Associated with that question of capital diversion is the issue of the size of the business. Hitherto, concentration has been on the ‘very wealthiest’. The late-Victorian equivalent of the SME or mittelstand has been somewhat neglected, but the majority of the hosiery and boot and shoe manufacturers in the East Midlands pertained to that category, affluent, but not the ‘very wealthiest’. The NPR material reveals that these manufacturers retained as their denomination their industrial occupation at death/probate rather than the status of gentlemen. It equally demonstrates that they did not aspire to country estates and pursuits, but congregated in the new (highly selective and salubrious) suburban developments, particularly Knighton.(8) Whilst cadet siblings accepted the style of ‘gentleman’ and existed on more slender means in the urban location, the eldest continued the enterprise and retained the style of industrialist/manufacturer.
Origins of some gentlemen: lower middle class
One other benefit of the NPR is that, very occasionally, it reveals the background of those who did aspire to the title of ‘gentleman’ from a different background. These instances are monopolized by lower-middle-class traders relinquishing their occupation for the status of ‘gentleman’, on slender means. In 1869, John Smith possessed estate valued at below £200, described as a gentleman of 7, Northgate Street, Leicester, but he had a former existence as a grocer in Wellington Street.(9)
The connection between capitalism and gentlemen is thus complicated. The questions advanced here are speculative, but the final database will provide the basis of a more granular dissection of the character of ‘gentleman’ in the provincial, urban, capitalist context.

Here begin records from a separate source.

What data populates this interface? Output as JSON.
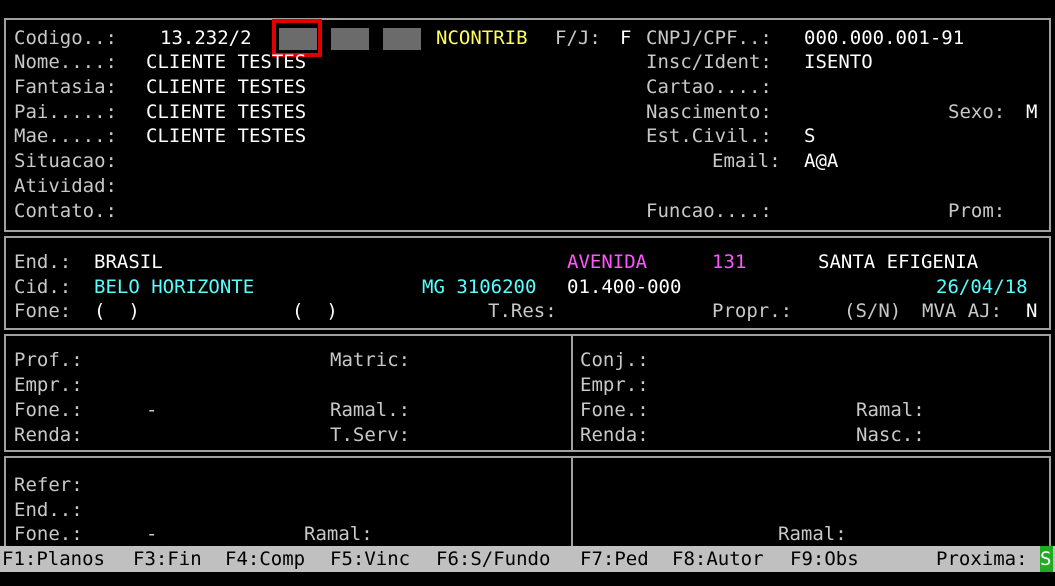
{
  "header": {
    "codigo_label": "Codigo..:",
    "codigo_value": "13.232/2",
    "ncontrib": "NCONTRIB",
    "fj_label": "F/J:",
    "fj_value": "F",
    "cnpj_label": "CNPJ/CPF..:",
    "cnpj_value": "000.000.001-91",
    "nome_label": "Nome....:",
    "nome_value": "CLIENTE TESTES",
    "insc_label": "Insc/Ident:",
    "insc_value": "ISENTO",
    "fantasia_label": "Fantasia:",
    "fantasia_value": "CLIENTE TESTES",
    "cartao_label": "Cartao....:",
    "pai_label": "Pai.....:",
    "pai_value": "CLIENTE TESTES",
    "nascimento_label": "Nascimento:",
    "sexo_label": "Sexo:",
    "sexo_value": "M",
    "mae_label": "Mae.....:",
    "mae_value": "CLIENTE TESTES",
    "estcivil_label": "Est.Civil.:",
    "estcivil_value": "S",
    "situacao_label": "Situacao:",
    "email_label": "Email:",
    "email_value": "A@A",
    "atividad_label": "Atividad:",
    "contato_label": "Contato.:",
    "funcao_label": "Funcao....:",
    "prom_label": "Prom:"
  },
  "address": {
    "end_label": "End.:",
    "end_value": "BRASIL",
    "street_type": "AVENIDA",
    "number": "131",
    "district": "SANTA EFIGENIA",
    "cid_label": "Cid.:",
    "city": "BELO HORIZONTE",
    "uf_code": "MG 3106200",
    "cep": "01.400-000",
    "date": "26/04/18",
    "fone_label": "Fone:",
    "fone1": "(  )",
    "fone2": "(  )",
    "tres_label": "T.Res:",
    "propr_label": "Propr.:",
    "sn_label": "(S/N)",
    "mva_label": "MVA AJ:",
    "mva_value": "N"
  },
  "work": {
    "prof_label": "Prof.:",
    "matric_label": "Matric:",
    "empr_label": "Empr.:",
    "fone_label": "Fone.:",
    "fone_dash": "-",
    "ramal_label": "Ramal.:",
    "renda_label": "Renda:",
    "tserv_label": "T.Serv:",
    "conj_label": "Conj.:",
    "conj_empr_label": "Empr.:",
    "conj_fone_label": "Fone.:",
    "conj_ramal_label": "Ramal:",
    "conj_renda_label": "Renda:",
    "conj_nasc_label": "Nasc.:"
  },
  "ref": {
    "refer_label": "Refer:",
    "end_label": "End..:",
    "fone_label": "Fone.:",
    "fone_dash": "-",
    "ramal_label": "Ramal:",
    "ramal2_label": "Ramal:"
  },
  "fkeys": {
    "f1": "F1:Planos",
    "f3": "F3:Fin",
    "f4": "F4:Comp",
    "f5": "F5:Vinc",
    "f6": "F6:S/Fundo",
    "f7": "F7:Ped",
    "f8": "F8:Autor",
    "f9": "F9:Obs",
    "proxima_label": "Proxima:",
    "proxima_value": "S"
  }
}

One category consisted of ‘poor’ urban gentlemen with slender resources, some from lower-middle-class local backgrounds, upwardly-mobile in pretended status, if not means.
1 M. J. Wiener, English Culture and the Decline of Industrial Spirit, 1850-1980 (new edn, Cambridge, 2004; first edn 1981); W. D. Rubinstein, Men or Property: The Very Wealthy in Britain Since the Industrial Revolution (London, 2006 edn; first edn 1981); P. J. Cain and A. G. Hopkins, British Imperialism (London, 1993); F. M. L. Thompson, Gentrification and Enterprise Culture: Britain, 1780-1980 (Oxford, 2001).
2 E. M. Forster, Howards End (London, 1910).
3 Jack London, The People of the Abyss (London, 1903), p. 315.
4 T. Piketty, Capital in the Twenty-first Century (Cambridge, MA, 2014), p. 117.
5 Robert Tressell, The Ragged Trousered Philanthropists (published posthumously); M. J. Daunton, Just Taxes: The Politics of Taxation in Britain. 1914-1979 (Cambridge, 2008).
6 For the differentiation in 1881 and in general for the NPR, Rubinstein, Men of Wealth, pp. 18-24
7 Piketty, Capital, p. 131.
8 R. M. Pritchard, Housing and the Spatial Structure of the City: Residential Mobility and the Housing Market in an English City Since the Industrial Revolution (Cambridge, 1976), p. 136 (although not acquiring City status until 1919). Knighton was incorporated into the borough of Leicester by boundary extension considerably after its initial suburban development.
9 National Probate Register, 1869 Sabben-Squires, p. 248.